To make matters worse, you have shows like American Idol and So You Think You Can Dance that suggest younger is better when it comes to talent search competitions. Really? How in the world can a 16-year-old sing about meaningful relationships and what it's like to REALLY suffer or struggle, when parents have been sheltering them all their lives? Yes, they may have the vocal chops or lithe bodies that perform amazing athletic stunts. But when I listen to an old Solomon Burke blues number or watch Clapton and Bonnie Raitt on stage, those performers can convey more emotion with a single small gesture than the most talented teenager using every inch of their body or lungs.

And while I'm on my Grumpy Old Writer rant, I have one more thing to add: I love Ellen DeGeneres because she's done so much for gay rights simply by being honest about herself and showing straight people that gays aren't a threat to hetero society. Plus, she's funny without being mean or scatological. But she's gotten sucked into the Youth worship cult too, and regularly brings on stage precocious kids that she or her staff "discovered" on YouTube videos. They sing! They dance! They're so darn cute! Fine... except she's also cashing in on them by launching her own record label to promote these kiddie entertainers. Meanwhile, I know of many musicians and artists, who are talented and have worked a lot harder for their entire lives, and they will never get a shot on Ellen's show because they're "too old." That's a shame too, because young people are missing out on some great stories about life and enduring when times get tough. Instead, you'll see those same kids crying on TV when they get cut from American Idol, saying their life is over at the age of 19 because they haven't become famous yet.

As I told one of my more "mature" friends the other day, I'm grateful to be getting old. It sure beats the alternative.

Today's relevant links:

NY Times article on older workers struggling to find jobs.

U.S. News & World Report piece on the Senior Movement... um, no, not the Depends kind.

Grumpy Old Punks website and Facebook. One of their songs is called, "Anarchy in the Prostrate." Ouch.

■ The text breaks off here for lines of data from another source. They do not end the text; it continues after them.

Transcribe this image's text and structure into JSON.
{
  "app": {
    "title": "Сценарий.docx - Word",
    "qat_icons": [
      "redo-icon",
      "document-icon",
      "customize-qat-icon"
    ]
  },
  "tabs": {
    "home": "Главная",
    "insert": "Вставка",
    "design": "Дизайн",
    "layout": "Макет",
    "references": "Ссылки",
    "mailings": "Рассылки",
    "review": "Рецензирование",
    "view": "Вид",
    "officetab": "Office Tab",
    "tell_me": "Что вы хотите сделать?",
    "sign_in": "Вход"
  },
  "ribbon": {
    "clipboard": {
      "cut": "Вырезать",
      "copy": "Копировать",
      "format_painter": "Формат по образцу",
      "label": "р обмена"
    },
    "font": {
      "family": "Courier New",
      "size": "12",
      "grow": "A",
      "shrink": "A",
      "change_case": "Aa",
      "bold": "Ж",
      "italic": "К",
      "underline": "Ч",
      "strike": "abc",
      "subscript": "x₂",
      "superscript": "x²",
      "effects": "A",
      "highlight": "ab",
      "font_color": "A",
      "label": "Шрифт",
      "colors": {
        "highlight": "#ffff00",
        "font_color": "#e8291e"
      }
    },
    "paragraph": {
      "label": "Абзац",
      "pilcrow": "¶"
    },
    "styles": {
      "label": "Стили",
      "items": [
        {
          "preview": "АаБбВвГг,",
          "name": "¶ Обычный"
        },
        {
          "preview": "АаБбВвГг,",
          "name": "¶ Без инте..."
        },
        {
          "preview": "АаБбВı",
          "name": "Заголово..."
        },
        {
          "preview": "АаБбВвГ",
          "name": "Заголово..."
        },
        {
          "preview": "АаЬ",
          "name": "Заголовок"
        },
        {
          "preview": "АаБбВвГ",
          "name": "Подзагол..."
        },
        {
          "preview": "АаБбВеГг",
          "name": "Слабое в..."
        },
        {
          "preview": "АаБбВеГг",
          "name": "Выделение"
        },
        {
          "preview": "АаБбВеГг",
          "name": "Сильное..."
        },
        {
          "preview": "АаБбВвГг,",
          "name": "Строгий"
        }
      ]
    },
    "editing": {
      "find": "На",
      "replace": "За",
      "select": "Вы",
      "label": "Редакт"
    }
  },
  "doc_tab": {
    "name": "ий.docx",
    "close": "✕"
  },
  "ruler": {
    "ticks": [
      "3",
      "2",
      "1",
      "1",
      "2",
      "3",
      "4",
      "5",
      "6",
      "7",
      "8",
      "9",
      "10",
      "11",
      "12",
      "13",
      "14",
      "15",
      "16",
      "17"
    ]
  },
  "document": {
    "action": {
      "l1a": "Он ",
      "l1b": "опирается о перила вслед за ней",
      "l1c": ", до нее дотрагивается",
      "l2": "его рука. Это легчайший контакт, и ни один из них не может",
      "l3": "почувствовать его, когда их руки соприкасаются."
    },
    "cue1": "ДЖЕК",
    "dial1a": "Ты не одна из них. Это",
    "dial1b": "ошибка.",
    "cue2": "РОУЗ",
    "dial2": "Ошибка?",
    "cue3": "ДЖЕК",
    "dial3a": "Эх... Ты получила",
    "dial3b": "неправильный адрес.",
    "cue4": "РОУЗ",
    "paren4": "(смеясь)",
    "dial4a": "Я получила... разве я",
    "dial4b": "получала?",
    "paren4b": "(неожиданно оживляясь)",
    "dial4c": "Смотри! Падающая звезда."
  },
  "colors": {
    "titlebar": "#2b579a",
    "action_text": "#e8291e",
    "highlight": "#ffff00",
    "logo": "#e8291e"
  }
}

If you haven't seen the latest Halloween edition of Career Changers TV on OC16, please visit our website for daily viewing times! We also have a special deal for employers to post job listings on Hawaii Jobs On Demand... enter promo code "CareerChangersTV10" and get 10 percent off the fee!